Pro-choice Argument Gone Awry
Recently the department of Health and Human Services (HHS) under the stewardship of Kathleen Sebelius overruled a finding by the FDA that the “morning after” pill could be sold over the counter to anyone who wanted it. The morning after pill (also called Plan B) is used to hedge against pregnancy after sexual intercourse. The FDA based its finding on safety evaluations. HHS apparently overruled the finding based on skepticism of these same evaluations as it applies to younger consumers. To the chagrin of the pro-choice contingent, Barack Obama weighed in by saying that the overrule was just common sense and he used his young daughters to justify his own caution about the drug’s availability.
I support the HHS overrule and I am particularly troubled by one bit of rhetoric surrounding the controversy. I’ve heard many opponents of the HHS ruling refer to its impact on “young women”. Look folks, we’re talking girls aged 11 to 16. They are not young women. They are children. The President’s remarks were called by one pundit “paternalistic”. Well damn straight it should be paternalistic. Just how far have we lost our way in this country that we think an 11 year old girl should be able to walk into a pharmacy and grab a drug to prevent a pregnancy when she shouldn’t be engaging in sexual intercourse in the first place. I’m not one of those who advocates abstinence only education regarding pregnancy prevention but have we really gotten to the point where we readily accept our 11 and 12 year old daughters having intercourse? Have we really flipped so far off course that we believe parents should not be aware of their children’s contraceptive choices?
Sorry, pro-choice lobbyists and feminists in general, you can sling arrows at me all day long. My child becomes a “young woman” when she can put a roof over her own head and pay her own rent. Until then you’re damn right I’m going to be paternalistic and I’m going to be involved in her purchase of contraception.
This week at the age of 62, author and raconteur Christopher Hitchens died of esophageal cancer. Whenever I tuned into a TV show and learned that Hitchens was going to be a guest my heart quickened a little and my mind buzzed with anticipation. To say Hitchens had a way with words would be like saying Julia Child could throw together a pretty good meal. Just reading his last contribution to Vanity Fair, I had to look two words up in the dictionary and I consider my vocabulary better than average (the words were inanition and etiolates).
But Hitchen’s final article for Vanity Fair also illustrates his penchant for killing sacred cows. He takes on the notion of “what does not kill me makes me stronger” and notes quite matter of fact that the treatment to kill his cancer had left him much weaker, not at all stronger. An avowed atheist, Hitchens had no problem attacking the sacred and leaving controversy in his wake.

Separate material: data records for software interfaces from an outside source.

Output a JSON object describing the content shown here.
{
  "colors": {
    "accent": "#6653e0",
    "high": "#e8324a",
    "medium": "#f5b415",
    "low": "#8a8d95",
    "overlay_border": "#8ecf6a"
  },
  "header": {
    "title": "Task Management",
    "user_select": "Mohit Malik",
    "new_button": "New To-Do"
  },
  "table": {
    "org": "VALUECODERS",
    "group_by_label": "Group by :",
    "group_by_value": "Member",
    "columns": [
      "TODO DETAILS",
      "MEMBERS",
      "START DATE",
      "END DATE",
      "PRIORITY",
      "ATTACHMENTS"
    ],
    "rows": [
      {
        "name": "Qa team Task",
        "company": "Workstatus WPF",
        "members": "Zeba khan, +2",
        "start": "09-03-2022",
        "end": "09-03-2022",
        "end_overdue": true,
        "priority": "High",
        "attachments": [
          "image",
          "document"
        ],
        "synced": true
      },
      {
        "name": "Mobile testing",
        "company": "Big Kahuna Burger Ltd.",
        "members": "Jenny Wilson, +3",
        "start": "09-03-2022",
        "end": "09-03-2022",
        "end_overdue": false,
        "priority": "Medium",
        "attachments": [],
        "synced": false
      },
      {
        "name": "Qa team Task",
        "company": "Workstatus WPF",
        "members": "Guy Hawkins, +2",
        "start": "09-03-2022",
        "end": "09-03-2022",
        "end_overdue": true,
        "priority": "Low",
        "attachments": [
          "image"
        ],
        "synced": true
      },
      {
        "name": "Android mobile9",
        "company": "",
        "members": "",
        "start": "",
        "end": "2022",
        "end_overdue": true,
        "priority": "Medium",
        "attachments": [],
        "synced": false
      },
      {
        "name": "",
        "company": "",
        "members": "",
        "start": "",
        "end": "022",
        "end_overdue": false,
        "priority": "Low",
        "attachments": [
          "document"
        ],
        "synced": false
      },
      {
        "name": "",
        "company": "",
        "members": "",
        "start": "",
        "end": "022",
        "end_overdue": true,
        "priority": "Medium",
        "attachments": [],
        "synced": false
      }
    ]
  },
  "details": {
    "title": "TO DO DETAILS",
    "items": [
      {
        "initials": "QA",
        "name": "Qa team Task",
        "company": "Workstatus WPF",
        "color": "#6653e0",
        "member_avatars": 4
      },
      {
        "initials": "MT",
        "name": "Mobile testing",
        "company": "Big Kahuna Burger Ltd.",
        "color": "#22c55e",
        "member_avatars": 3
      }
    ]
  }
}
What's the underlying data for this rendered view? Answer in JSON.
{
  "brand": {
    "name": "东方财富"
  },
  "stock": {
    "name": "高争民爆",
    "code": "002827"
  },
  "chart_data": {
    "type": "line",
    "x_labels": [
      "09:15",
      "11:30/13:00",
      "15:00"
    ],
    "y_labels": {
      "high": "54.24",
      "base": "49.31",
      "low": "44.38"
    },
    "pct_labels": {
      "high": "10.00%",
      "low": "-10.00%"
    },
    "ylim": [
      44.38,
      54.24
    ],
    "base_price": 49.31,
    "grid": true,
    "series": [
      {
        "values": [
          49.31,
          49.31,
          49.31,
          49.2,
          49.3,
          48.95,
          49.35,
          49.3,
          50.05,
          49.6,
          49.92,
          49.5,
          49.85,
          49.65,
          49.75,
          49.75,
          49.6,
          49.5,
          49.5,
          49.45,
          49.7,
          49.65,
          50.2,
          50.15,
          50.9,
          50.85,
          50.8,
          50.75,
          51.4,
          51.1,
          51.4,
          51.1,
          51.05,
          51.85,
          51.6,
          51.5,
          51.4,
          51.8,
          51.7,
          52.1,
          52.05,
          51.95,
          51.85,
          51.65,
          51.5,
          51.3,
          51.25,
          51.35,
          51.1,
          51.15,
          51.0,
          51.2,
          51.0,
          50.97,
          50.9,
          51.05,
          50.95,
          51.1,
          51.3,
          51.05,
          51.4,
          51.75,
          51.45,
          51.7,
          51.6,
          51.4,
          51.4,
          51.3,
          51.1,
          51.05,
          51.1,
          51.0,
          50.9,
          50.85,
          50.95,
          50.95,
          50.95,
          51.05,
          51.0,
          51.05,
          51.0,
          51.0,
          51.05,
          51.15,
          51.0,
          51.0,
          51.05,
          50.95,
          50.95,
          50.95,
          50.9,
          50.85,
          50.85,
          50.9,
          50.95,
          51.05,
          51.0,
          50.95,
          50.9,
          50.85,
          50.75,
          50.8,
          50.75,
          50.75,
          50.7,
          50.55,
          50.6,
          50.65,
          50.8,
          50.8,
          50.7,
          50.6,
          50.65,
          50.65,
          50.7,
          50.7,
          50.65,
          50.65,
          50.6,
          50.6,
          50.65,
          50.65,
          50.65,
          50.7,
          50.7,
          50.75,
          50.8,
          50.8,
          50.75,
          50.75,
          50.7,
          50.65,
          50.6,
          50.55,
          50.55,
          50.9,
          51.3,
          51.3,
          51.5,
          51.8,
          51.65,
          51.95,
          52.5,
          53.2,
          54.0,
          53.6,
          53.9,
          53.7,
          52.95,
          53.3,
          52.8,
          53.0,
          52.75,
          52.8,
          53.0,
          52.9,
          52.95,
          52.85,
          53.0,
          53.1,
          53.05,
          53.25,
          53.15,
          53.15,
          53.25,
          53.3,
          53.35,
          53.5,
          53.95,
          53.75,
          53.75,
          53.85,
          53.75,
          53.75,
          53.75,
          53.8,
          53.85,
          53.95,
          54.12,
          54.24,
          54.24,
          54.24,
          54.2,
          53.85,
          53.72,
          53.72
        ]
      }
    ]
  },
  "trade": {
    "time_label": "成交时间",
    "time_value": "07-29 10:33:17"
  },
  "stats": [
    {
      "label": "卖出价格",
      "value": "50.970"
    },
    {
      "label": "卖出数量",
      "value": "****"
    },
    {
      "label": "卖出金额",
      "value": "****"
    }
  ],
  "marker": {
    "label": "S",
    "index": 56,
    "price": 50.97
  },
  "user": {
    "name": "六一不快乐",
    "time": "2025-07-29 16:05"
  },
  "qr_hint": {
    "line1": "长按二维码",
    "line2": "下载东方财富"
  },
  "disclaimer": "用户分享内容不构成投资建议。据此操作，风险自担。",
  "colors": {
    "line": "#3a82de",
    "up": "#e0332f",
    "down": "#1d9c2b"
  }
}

In The Missionary Position: Mother Teresa in Theory and Practice he portrays the much revered nun as guilty of terrible optics (photo ops with the wife of Haiti’s Baby Doc Duvalier) at best and a cunning religious propagandist at worst. One phrase from the excerpts I read jumps out at me, that Hitchens wished to judge “Mother Teresa’s reputation by her actions and words rather than her actions and words by her reputation.” Hitchens takes on God Himself in the book God is Not Great: How Religion Poisons Everything.
Based on these works, one could simply label Christopher Hitchens a flame thrower enjoying controversy for its own sake. But there was a gravity to Hitchens’ analyses. He wasn’t flippant. He could in one breath recognize the stupidity of a man (George W. Bush) and in the next breath castigate those who might judge Bush who were not worthy to do so. Watch the following two exchanges, one from 2000 and the other from 2006.:
(You can watch a fuller version of the second video here.)
It might appear at first that the two videos contradict each other. However they are completely consistent. In the first, Hitchens criticizes Bush’s lack of curiosity, his mental laziness. In the second, he criticizes the mental laziness of Bill Maher’s audience who rejoice in the “easy shot” at Bush’s IQ. He calls them “frivolous” and points out that calling Bush dumb doesn’t make you smart.
Whether or not you agreed with everything Christopher Hitchens said, there was no denying that the man did not have a lazy mind. When he spoke or wrote he invested a finely tuned intellect and he challenged you to invest the mental energy to understand him, and if need be, challenge him. In a world of stupid soundbites and knee jerk partisan rhetoric, Mr. Hitchens will be sorely missed.